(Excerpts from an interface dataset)
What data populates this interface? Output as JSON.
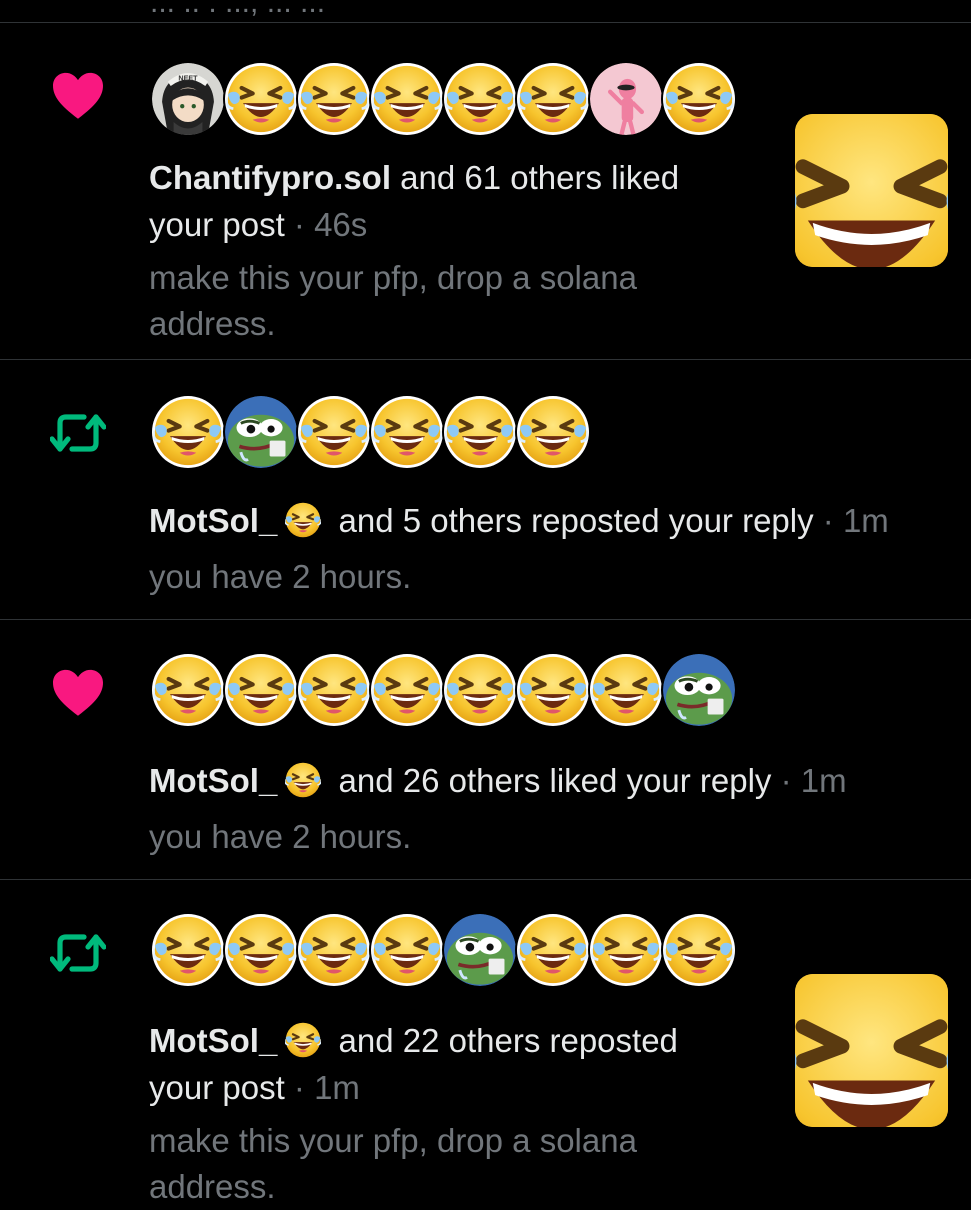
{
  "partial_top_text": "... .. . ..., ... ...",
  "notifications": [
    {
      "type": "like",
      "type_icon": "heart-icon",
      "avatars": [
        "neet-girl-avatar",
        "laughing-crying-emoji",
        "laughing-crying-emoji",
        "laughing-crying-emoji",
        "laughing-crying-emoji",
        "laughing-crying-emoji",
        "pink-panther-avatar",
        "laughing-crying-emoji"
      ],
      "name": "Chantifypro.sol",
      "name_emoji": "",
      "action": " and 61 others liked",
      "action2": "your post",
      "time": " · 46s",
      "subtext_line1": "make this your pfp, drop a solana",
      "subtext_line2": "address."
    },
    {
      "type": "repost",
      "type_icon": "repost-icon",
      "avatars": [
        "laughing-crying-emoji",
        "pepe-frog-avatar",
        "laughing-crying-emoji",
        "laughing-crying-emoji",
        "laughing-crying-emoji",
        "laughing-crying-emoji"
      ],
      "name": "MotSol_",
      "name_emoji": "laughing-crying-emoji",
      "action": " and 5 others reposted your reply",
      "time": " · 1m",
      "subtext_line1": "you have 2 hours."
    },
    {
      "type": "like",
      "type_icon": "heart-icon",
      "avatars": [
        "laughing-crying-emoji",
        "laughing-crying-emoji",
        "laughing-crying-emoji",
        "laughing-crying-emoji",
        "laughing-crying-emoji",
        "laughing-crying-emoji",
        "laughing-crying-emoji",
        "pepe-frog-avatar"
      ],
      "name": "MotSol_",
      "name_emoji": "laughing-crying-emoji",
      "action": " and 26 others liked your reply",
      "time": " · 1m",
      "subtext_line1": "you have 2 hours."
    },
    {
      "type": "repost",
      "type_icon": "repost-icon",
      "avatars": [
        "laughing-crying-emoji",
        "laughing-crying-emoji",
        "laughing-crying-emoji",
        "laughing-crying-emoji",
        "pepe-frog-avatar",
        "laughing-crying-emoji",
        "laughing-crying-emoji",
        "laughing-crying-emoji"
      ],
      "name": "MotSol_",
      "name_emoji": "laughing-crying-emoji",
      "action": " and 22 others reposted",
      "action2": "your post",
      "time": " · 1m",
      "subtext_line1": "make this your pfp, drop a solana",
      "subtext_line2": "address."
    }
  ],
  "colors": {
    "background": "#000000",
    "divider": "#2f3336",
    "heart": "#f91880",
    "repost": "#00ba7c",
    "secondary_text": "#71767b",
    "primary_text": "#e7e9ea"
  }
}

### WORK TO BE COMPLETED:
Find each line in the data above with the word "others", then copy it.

### EXERCISE RESULT:
      "action": " and 61 others liked",
      "action": " and 5 others reposted your reply",
      "action": " and 26 others liked your reply",
      "action": " and 22 others reposted",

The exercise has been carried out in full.